- Events — Though Facebook is the social media place for event invitations, tweet about them, too, for more exposure.
- Laughs — This isn’t mandatory, and might not be appropriate, depending on your business, but many of the most successful Twitter accounts are entertaining. They post things people want to retweet. You don’t have to be a comedian; post links to funny posts, commentary, or pictures that are relevant to your business.
- Inspiration — Like laughs, it’s not mandatory, but a little inspiration can go a long way via social media sharing. As always, make it relevant, not generic.
What not to tweet/retweet:
- Politics, unless it’s very relevant to your business (for example, if you’re a Green business, posting about environmental policy is relevant)
- Angry tweets to other users — if you have an issue, take it to private messenger or email
- Angry tweets period
- Spam (don’t post the same tweet over and over, don’t post blatant ads)
The backbone of Twitter, hashtags (#keyword) make your posts searchable. Use them in every tweet. Pay attention to trending hashtags (you’ll see them on your home screen) and use them when appropriate. Never use more than two.
If you see a tweet you’d like to share with your followers, you can post it to your twitter feed by clicking the Retweet icon. The Retweet will show up in your followers’ feeds with the original tweeter’s profile pic. Retweet often, and hopefully others will retweet you.
You can reply to tweets, which will show up in a thread of comments when someone clicks the tweet. It’s a good way to engage and be found.
These are messages that are seen only by the person or account that receives it. Use this feature when you want to connect privately, for example to ask a specific question. Do not use a tool to send automated DMs — even something as innocuous as “thanks for following” can be seen as spam if it’s automated.
When someone sets up a scheduled Chat, people post to a certain hashtag so they can interact in real time.
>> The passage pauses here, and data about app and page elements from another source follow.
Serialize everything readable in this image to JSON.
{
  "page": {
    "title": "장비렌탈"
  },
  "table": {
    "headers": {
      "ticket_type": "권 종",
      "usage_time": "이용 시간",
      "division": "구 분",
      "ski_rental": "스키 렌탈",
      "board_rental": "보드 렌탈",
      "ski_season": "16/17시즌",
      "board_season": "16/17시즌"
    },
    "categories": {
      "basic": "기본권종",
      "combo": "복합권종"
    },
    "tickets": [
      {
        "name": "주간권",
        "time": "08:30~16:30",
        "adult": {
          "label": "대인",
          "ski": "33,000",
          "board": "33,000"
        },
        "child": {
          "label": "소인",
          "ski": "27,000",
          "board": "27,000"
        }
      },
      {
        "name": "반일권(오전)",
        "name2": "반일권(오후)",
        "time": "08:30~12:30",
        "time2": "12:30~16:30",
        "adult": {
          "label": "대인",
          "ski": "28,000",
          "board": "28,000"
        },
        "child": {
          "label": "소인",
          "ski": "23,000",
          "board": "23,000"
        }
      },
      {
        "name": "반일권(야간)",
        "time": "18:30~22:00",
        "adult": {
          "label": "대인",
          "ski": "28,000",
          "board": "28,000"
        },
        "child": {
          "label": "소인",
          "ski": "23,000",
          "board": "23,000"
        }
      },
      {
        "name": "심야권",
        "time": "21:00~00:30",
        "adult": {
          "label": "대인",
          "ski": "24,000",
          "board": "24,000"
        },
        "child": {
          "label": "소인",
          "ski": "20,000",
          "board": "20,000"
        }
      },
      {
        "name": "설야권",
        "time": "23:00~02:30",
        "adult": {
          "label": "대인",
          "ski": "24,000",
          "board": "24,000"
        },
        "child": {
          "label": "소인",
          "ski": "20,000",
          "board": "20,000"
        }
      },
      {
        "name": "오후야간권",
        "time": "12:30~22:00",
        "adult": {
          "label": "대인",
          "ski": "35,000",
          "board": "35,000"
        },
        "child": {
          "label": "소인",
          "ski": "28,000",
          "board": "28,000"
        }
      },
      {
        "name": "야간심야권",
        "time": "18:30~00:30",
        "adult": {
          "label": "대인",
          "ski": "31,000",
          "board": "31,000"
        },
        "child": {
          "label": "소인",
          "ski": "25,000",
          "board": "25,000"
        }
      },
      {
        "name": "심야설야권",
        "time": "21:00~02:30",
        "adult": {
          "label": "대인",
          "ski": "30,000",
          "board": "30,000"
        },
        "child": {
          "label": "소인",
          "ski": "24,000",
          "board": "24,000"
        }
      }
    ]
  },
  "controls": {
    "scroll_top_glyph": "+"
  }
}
If you see one related to your business, join in, even if it’s just one tweet.
Keeping it all together
So how do you keep track of all of this, plus other social media pages? It’s a good idea to streamline your experience with some helpful tools:
- Wefollow is a social media directory that you search by interest. Use it to find prominent people in your industry — people you want to follow and interact with.
- Klout helps you find relevant, original content, as well as the most influential people in your industry on social media.
- TweetDeck is Twitter’s social media management system, allowing you to track, organize and schedule your tweets to save you time.
- Hootsuite integrates all of your social media pages to save you time. It’s an essential tool if you have many social media profiles and/or have several people working on your business’ social media.
Effective social media marketing takes work and commitment, but once you get into the routine of interacting on Twitter for your business a couple of times a day, you’ll find that the time you put into it is more valuable than expensive, old-fashioned marketing methods.
Be sure to check out our other “how-to” articles for social media and small business marketing
How to Use Facebook for Small Business Marketing
How to Use Pinterest for Small Business Marketing
How to Use Google+ for Small Business Marketing
How to Use LinkedIn for Small Business Marketing
We love Twitter so come say hi and we will follow you back and get chatting.